About the project

The British Sign Language (BSL) Corpus is a collection of video clips showing Deaf people using BSL, together with background information about the signers and written descriptions of the signing.

Project funding

The video clips were collected as part of the original BSL Corpus Project, funded between 2008 and 2011 by the Economic and Social Research Council.

Research Data

The data are all video clips (and associated metadata) showing 249 deaf people from all over the UK using British Sign Language.

Storage

During the project the data was stored on a secure server within Deafness Cognition and Language Research Centre at UCL.

Data sharing

The data are archived with UCL Digital Collections under the British Sign Language Corpus Project (CAVA Repository). There are two points of entry for working with the BSL Corpus data – one for researchers (via UCL CAVA) and the other that’s more user friendly for casual visitors (intended for the Deaf community). This approach offers an example of how data can be shared effectively for different audiences and make the research data more accessible to communities represented in the data.

 Student involvement

The data collected in the CAVA repository has been used extensively for teaching of Masters students.

Challenges

There were a number of challenges to the project. These include challenges related to data collection and the disclosure of names in the interview data by participants. As a result of some of these potential discoloures of names data had to be restricted to registered researchers who sign a user licence before accessing data.
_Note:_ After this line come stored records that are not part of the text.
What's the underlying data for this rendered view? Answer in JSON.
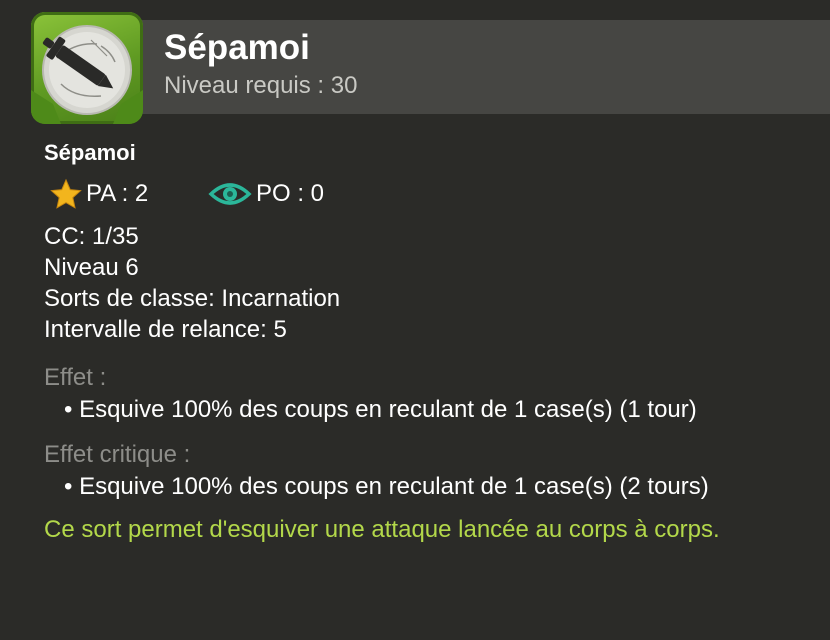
{
  "header": {
    "title": "Sépamoi",
    "subtitle": "Niveau requis : 30",
    "icon": "dodge-blade-spell-icon"
  },
  "spell": {
    "name": "Sépamoi",
    "pa_label": "PA : 2",
    "po_label": "PO : 0",
    "pa_icon": "star-icon",
    "po_icon": "eye-icon",
    "details": [
      "CC: 1/35",
      "Niveau 6",
      "Sorts de classe: Incarnation",
      "Intervalle de relance: 5"
    ]
  },
  "effects": {
    "label": "Effet :",
    "items": [
      "• Esquive 100% des coups en reculant de 1 case(s) (1 tour)"
    ]
  },
  "critical_effects": {
    "label": "Effet critique :",
    "items": [
      "• Esquive 100% des coups en reculant de 1 case(s) (2 tours)"
    ]
  },
  "description": "Ce sort permet d'esquiver une attaque lancée au corps à corps.",
  "colors": {
    "background": "#2b2b28",
    "header_band": "#464643",
    "label_gray": "#8d8d89",
    "description_green": "#b3d84a",
    "star_gold": "#f2b51d",
    "eye_teal": "#2bb79a",
    "icon_green": "#6fa82a"
  }
}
Further information  

You can find further information about the project on the project website and an article on the project.

Love Data Week – free Bloomsbury events: 12-16/02

By Myriam Fellous-Sigrist, on 1 February 2018

To celebrate the 3rd international Love Data Week, several Research Data Management teams from London universities have joined forces. More than 15 free events are taking place across Bloomsbury from Monday 12th to Friday 16th of February.

Most events are open to all UCL research staff and research students; here is an overview:

A full listing of events is available to share.

For any UCL-specific questions, please contact the UCL Research Data Support officers at lib-researchsupport@ucl.ac.uk.